Reviewing contemporary smart glasses

Monday 3rd January, 2022 - Bruce Sterling

*It’s been ten years since Google Glass.


Will someone figure out how we interact with these glasses?
There’s no mouse or trackpad or keyboard for AR. There isn’t even an agreed-upon controller. While VR headsets generally tend to have dual controllers that look like a gamepad split apart, AR headsets tend to either rely on hand tracking, or phone interfaces, to interact. Neither is ideal. Controls often feel imprecise, even at the best of times. Microsoft’s HoloLens 2 uses finger pinches and air taps to work, but that’s not good enough for me as an everyday device. Some AR headsets like Magic Leap used their own little handheld controllers. I’ve seen some that use connected rings.

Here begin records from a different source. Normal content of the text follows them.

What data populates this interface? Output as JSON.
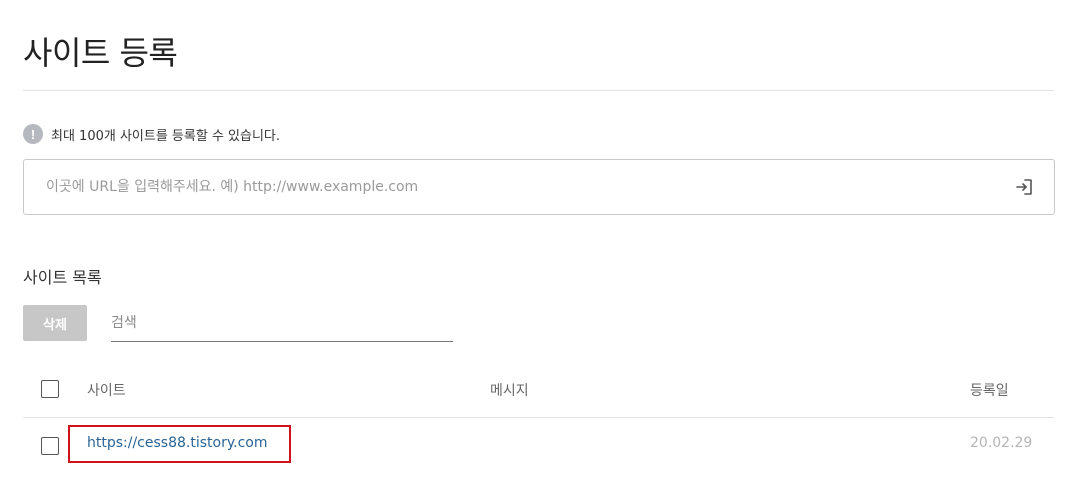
{
  "page": {
    "title": "사이트 등록"
  },
  "notice": {
    "icon": "exclamation-icon",
    "icon_glyph": "!",
    "text": "최대 100개 사이트를 등록할 수 있습니다."
  },
  "url_form": {
    "placeholder": "이곳에 URL을 입력해주세요. 예) http://www.example.com",
    "value": "",
    "submit_icon": "enter-arrow-icon"
  },
  "site_list": {
    "title": "사이트 목록",
    "delete_label": "삭제",
    "search_placeholder": "검색",
    "columns": {
      "site": "사이트",
      "message": "메시지",
      "registered": "등록일"
    },
    "rows": [
      {
        "url": "https://cess88.tistory.com",
        "message": "",
        "date": "20.02.29",
        "checked": false
      }
    ]
  },
  "colors": {
    "highlight": "#d0121b",
    "link": "#2a6496",
    "delete_button": "#c7c7c7"
  }
}
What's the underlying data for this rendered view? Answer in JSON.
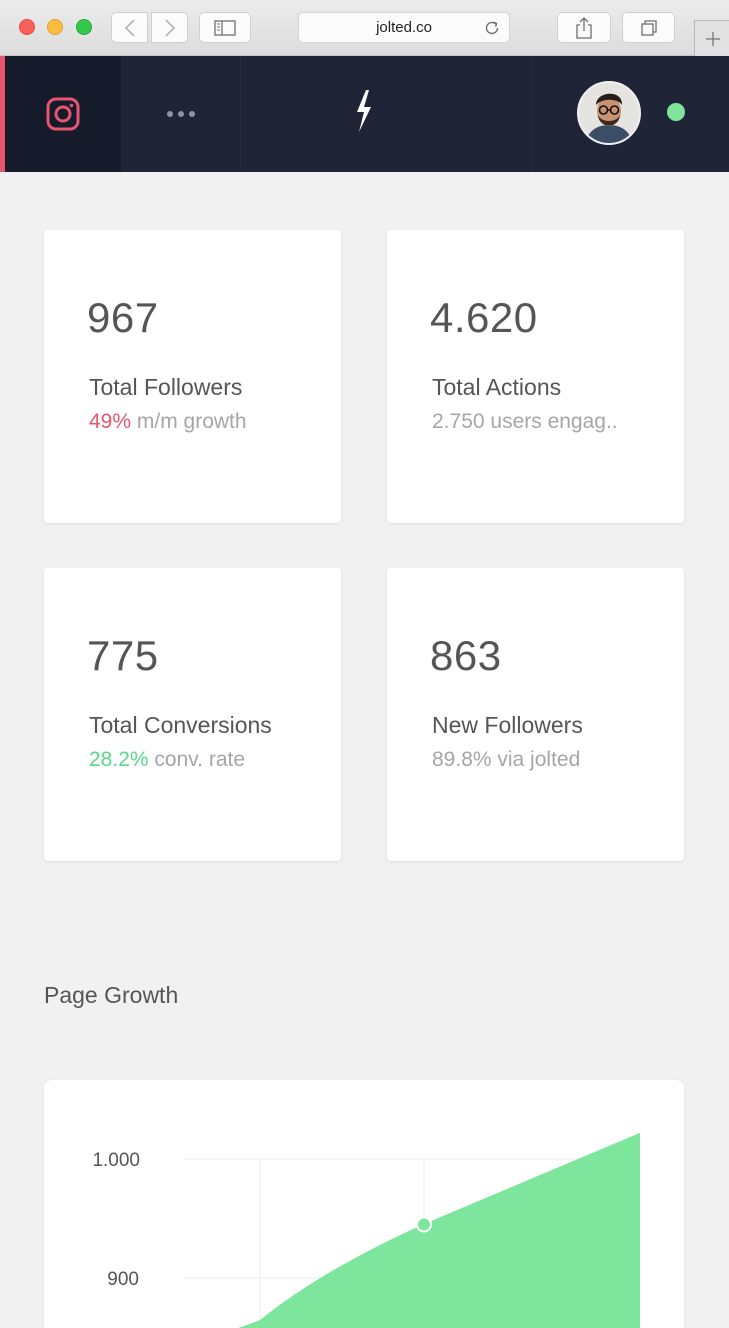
{
  "browser": {
    "url": "jolted.co"
  },
  "header": {
    "active_network": "instagram",
    "status": "online",
    "colors": {
      "accent": "#e7556e",
      "status": "#7ee59c",
      "bar": "#1f2436"
    }
  },
  "stats": [
    {
      "value": "967",
      "label": "Total Followers",
      "highlight": "49%",
      "sub": " m/m growth",
      "highlight_color": "red"
    },
    {
      "value": "4.620",
      "label": "Total Actions",
      "highlight": "",
      "sub": "2.750 users engag..",
      "highlight_color": ""
    },
    {
      "value": "775",
      "label": "Total Conversions",
      "highlight": "28.2%",
      "sub": " conv. rate",
      "highlight_color": "green"
    },
    {
      "value": "863",
      "label": "New Followers",
      "highlight": "",
      "sub": "89.8% via jolted",
      "highlight_color": ""
    }
  ],
  "growth": {
    "title": "Page Growth"
  },
  "chart_data": {
    "type": "area",
    "title": "",
    "xlabel": "",
    "ylabel": "",
    "y_ticks": [
      "1.000",
      "900"
    ],
    "ylim": [
      800,
      1000
    ],
    "x": [
      0,
      1,
      2,
      3
    ],
    "series": [
      {
        "values": [
          null,
          840,
          945,
          978
        ],
        "color": "#7ee59c"
      }
    ],
    "grid": true
  }
}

The point is, no one’s agreed on a killer solution. Meta (Facebook) sees wrist-worn neural input tech as the answer, sensing finger movement and translating it into precise controls. But that tech isn’t expected next year. Meta may make its own watch, which could be a steppingstone as a wrist-worn controller. Apple’s expected VR headset could lean on the Apple Watch too (who knows). But in 2022, figuring out how we control smart glasses seems as big an unsolved problem as anything else….